Around Anglesey the vast majority of ray fishing is done close in on the broken grounds. Typical fishing marks for boat anglers out from Holyhead include an area of mussel beds directly north of the port. To the west of the mussel beds, a rocky outcrop called Langdon Ridge is also accessible at slack tide, where many double figure blonde rays and some excellent spotted rays can be caught. While not blessed with great numbers of 20lb plus rays, Holyhead can offer double-figure thornbacks and blonde rays. Further around the coast there are famous ray grounds such as Trearddur Bay and Ty Croes, with Cable Bay renowned for an early influx of thornbacks, spotted rays and the odd small eyed. These marks can offer exceptional fishing from the boats and shore.
Uptide and Downtide Tactics
Boat fishing for rays is not complicated and the most important thing is location. Downtide tactics are fine and catch plenty of rays but uptide fishing can be a very productive especially in the shallower waters. Good uptide casting puts baits away from clattering boat noise and ensures that baits are anchored firmly to the sea-floor for mooching rays to home in on. Mackerel, sandeel, squid, bluey and peeler crab are top ray baits. My most successful baits continue to be with either whole squid, or squid and sandeel cocktails.
One of the main problems when targeting rays especially the broken grounds around Anglesey is an abundance of hungry lesser spotted dogfish. Regularly a meticulously prepared and presented ray bait is sent to the bottom, only for a bloody dogfish to grab it within seconds. Dogfish are something of an occupational hazard that you just learn to accept, but you can better your ray chances by paying attention to the type and size of baits used. Avoidance of dogs is the reason that I personally don’t often use modest cuts of mackerel for rays. If I do use mackerel then I tend towards a fresh whole fresh mackerel fillet topped off with a generous dollop of squid… this really is a top bait combination for big rays of all species.
A simple running ledger using either a single hook or tandem pennel arrangement is the best all round rig for both downtide and uptide fishing. Don’t make the mistake of fishing too light in the trace as rays have extremely powerful mouths and a rough, trace destroying snout. I have seen many good fish lost because anglers thought a 30lb mono trace was robust enough. Choose a 50-80lb mono hook-length, and hooks between 3/0 and 6/0 depending on the skipper’s advice.
Bites from even big rays are often timid and far less obvious than less experienced shore and boat anglers might expect. Bearing in mind that the mouth of the ray is on the under-slung, the fish needs sufficient time settle on a bait and work itself into a position to eat it. The beginnings of a ray take can innocuously manifest as no more than the line being pulled down negligibly in the tide, and occasionally with a small flutter of the rod tip which could easily be dismissed as crab attention or very small fish interference. As a fish settles more on the bait, the rod tip often bends further as more line is disturbed down by a large wing or the body of the fish. If this visible action hasn’t prompted you to pick up the rod and wait, you soon will as the ray makes it presence more violently known as it powers away with the hook fully in its mouth.

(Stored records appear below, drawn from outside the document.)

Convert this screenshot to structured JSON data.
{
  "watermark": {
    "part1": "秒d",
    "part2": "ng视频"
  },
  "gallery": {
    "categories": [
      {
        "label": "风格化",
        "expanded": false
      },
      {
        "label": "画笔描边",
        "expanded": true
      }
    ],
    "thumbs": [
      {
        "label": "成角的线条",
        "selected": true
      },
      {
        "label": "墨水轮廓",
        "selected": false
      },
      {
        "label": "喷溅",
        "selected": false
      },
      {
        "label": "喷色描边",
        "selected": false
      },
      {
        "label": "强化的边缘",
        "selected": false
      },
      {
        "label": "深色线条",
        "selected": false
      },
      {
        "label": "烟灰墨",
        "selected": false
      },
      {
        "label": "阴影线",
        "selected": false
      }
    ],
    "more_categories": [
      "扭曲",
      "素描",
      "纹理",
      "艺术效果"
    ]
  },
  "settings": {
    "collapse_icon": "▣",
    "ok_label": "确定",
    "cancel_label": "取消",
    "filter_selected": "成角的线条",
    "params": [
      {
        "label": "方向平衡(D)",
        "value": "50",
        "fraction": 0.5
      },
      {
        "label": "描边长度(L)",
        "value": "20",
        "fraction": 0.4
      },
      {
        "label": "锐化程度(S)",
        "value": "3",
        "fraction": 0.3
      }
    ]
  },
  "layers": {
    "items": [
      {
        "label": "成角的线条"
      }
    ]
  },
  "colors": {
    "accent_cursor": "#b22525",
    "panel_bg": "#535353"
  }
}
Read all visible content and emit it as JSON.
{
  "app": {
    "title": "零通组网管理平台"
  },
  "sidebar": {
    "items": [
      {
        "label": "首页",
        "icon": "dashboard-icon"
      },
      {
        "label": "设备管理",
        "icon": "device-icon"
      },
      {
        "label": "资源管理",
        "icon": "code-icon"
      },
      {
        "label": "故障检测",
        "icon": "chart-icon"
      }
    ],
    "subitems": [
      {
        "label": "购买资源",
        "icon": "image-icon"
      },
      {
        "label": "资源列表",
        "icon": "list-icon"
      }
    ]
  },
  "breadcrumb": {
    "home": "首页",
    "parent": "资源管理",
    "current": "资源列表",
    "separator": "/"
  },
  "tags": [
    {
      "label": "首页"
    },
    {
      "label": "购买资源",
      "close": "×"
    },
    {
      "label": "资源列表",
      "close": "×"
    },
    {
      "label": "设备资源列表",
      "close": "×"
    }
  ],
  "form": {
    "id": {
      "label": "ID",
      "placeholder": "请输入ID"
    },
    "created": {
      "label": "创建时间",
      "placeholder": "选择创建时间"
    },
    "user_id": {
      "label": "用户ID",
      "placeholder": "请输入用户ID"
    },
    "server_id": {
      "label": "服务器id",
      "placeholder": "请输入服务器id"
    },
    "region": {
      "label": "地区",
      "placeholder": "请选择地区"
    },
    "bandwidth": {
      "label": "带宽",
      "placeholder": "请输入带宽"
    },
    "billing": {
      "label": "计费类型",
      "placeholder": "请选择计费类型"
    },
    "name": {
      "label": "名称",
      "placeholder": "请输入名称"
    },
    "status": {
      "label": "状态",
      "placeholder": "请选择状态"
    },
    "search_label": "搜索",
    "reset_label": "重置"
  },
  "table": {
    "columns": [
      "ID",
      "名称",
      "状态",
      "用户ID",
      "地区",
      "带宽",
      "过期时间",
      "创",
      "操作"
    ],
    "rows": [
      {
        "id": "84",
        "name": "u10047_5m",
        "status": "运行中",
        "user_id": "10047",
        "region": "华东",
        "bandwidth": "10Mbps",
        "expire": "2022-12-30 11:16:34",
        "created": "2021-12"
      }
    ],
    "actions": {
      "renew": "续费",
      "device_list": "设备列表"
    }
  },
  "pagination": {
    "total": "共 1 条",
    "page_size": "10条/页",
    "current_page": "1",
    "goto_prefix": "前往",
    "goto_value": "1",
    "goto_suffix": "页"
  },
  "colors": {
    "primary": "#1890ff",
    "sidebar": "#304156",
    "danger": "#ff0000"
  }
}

Ray battles are not typically line-ripping affairs. But the solid thump, thump of a big blonde with its nose buried in hard run of tide will test any angler’s tackle and their mettle.